The problem: Among the entries, which lines carry the string "Nightlight"? Copy every one.

Exercise data:
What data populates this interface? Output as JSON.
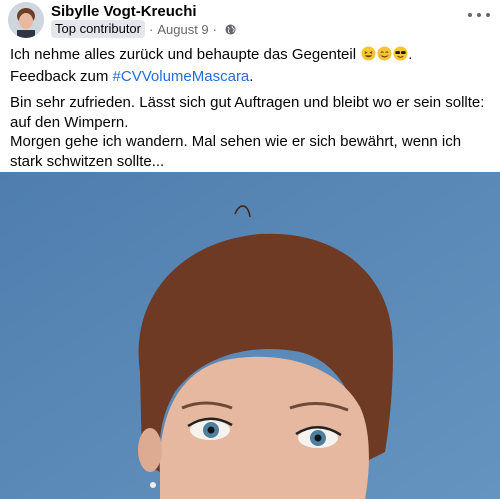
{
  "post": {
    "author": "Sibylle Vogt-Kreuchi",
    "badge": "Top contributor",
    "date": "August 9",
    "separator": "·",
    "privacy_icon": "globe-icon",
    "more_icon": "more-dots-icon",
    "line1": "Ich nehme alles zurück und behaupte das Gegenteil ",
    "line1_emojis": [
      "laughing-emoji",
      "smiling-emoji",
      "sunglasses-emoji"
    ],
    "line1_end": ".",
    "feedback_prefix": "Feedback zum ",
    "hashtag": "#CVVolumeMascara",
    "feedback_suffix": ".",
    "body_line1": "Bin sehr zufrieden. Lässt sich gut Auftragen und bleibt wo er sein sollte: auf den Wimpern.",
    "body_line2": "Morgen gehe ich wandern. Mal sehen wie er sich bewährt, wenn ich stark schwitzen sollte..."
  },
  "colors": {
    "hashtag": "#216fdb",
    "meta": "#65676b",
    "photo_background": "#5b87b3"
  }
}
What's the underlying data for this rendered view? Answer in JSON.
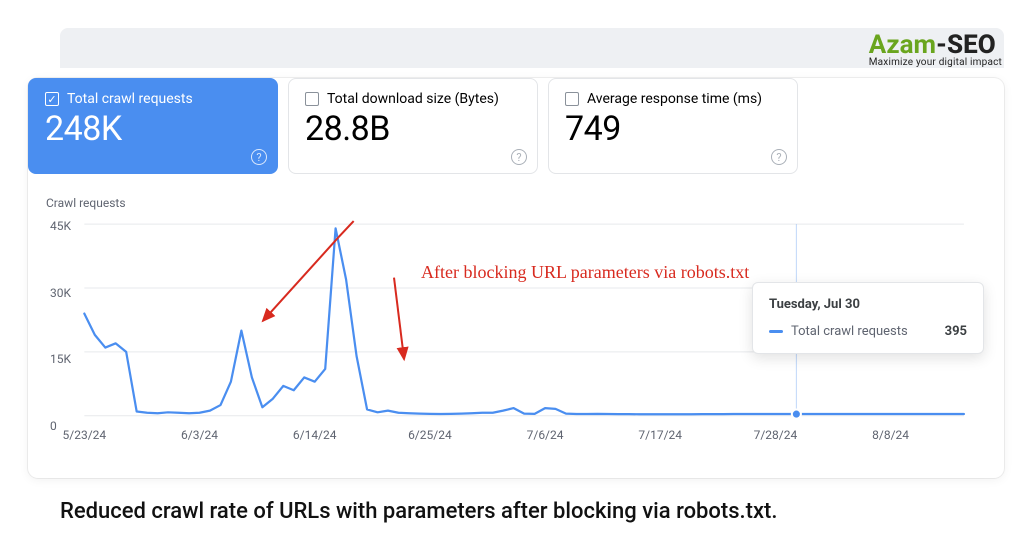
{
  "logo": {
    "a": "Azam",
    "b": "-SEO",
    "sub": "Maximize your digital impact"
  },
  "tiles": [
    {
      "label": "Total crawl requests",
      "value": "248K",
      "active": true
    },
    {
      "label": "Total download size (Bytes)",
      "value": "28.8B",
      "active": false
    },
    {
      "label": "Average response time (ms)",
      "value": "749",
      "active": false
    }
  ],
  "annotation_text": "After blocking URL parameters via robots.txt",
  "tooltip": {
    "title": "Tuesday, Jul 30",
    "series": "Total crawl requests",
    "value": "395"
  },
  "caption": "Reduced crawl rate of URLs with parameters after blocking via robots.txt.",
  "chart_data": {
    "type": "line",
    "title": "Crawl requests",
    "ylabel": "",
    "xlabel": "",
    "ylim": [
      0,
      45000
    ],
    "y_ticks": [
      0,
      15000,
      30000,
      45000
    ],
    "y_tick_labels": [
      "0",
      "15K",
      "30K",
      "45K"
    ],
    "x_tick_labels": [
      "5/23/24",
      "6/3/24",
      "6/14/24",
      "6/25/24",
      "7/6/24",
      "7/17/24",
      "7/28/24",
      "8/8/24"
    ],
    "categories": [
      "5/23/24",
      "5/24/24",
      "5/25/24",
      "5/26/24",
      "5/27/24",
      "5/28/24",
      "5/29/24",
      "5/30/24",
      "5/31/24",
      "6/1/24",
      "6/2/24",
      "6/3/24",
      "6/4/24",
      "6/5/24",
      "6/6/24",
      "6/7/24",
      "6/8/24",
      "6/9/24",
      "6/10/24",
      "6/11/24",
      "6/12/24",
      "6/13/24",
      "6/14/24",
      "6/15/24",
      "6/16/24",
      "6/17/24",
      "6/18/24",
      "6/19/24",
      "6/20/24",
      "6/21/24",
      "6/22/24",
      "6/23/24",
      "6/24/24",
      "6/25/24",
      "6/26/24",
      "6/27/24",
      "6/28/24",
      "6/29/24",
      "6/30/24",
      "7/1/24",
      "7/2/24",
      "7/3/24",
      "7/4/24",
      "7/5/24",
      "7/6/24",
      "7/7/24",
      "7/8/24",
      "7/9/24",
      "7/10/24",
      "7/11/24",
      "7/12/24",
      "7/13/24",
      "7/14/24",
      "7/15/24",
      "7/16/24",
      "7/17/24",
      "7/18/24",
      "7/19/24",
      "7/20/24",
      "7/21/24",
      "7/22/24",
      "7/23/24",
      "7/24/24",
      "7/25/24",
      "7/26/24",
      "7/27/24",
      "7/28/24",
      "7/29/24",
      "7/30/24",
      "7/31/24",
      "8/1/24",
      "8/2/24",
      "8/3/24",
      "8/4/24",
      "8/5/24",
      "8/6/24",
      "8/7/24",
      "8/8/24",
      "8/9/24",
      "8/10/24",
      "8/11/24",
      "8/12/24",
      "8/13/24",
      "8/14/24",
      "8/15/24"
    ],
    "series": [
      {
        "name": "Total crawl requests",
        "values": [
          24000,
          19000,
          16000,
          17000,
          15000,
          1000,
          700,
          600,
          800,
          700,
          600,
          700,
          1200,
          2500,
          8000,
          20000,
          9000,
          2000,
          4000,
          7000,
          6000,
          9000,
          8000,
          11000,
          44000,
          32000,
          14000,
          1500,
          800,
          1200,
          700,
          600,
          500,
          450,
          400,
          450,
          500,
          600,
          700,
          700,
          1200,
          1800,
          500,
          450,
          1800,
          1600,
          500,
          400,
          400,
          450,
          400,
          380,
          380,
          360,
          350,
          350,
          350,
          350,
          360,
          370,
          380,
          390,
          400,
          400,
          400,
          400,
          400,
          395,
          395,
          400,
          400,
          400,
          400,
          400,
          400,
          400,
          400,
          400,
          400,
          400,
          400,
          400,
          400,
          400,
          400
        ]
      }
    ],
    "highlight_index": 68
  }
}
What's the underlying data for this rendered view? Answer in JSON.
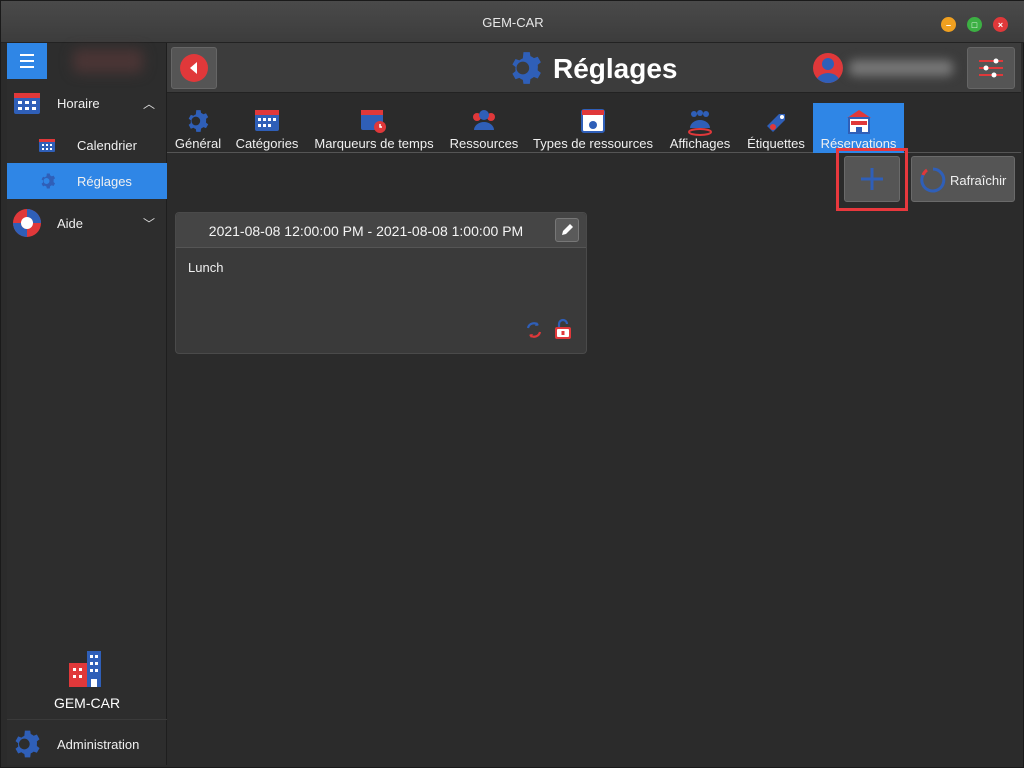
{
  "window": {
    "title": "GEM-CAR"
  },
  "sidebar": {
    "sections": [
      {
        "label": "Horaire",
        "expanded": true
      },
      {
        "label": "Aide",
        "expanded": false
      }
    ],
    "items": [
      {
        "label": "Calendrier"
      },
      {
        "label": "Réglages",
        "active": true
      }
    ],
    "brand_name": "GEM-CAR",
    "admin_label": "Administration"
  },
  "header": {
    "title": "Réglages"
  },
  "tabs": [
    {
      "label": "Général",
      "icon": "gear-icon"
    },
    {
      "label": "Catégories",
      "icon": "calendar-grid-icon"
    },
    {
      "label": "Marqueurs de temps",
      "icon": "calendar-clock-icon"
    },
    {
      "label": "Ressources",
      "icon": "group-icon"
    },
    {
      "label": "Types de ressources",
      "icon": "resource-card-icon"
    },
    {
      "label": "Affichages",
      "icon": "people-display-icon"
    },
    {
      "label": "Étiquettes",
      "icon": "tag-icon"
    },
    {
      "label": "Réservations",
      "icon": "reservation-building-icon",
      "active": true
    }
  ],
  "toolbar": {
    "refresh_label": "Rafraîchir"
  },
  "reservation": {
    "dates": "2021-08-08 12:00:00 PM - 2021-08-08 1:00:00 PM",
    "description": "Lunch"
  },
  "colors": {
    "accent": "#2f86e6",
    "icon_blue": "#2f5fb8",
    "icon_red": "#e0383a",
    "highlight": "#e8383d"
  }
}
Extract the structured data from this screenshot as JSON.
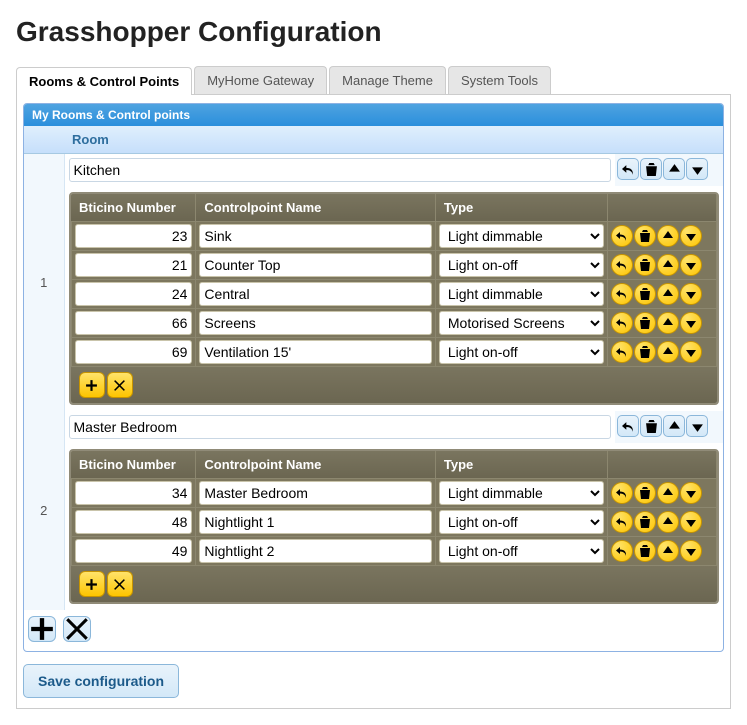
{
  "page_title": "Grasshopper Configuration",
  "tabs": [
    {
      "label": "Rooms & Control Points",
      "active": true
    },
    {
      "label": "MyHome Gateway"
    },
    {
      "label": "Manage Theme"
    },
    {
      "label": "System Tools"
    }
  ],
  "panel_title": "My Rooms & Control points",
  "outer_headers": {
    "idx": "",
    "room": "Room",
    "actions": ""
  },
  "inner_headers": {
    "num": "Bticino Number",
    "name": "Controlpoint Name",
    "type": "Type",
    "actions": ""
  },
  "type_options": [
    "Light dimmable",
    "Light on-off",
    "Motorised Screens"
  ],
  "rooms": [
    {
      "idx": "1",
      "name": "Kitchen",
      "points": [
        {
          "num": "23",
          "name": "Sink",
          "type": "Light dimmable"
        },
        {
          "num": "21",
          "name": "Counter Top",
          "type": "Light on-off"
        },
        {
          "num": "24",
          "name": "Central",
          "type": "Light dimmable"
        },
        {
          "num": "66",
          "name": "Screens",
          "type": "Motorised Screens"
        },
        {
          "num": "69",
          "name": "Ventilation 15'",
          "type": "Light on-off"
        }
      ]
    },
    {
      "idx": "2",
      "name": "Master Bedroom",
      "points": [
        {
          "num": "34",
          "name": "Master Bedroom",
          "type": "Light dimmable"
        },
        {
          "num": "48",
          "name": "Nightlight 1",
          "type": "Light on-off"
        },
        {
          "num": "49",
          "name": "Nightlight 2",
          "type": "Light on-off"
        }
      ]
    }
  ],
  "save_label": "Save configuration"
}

Solution for this exercise:
          "name": "Nightlight 1",
          "name": "Nightlight 2",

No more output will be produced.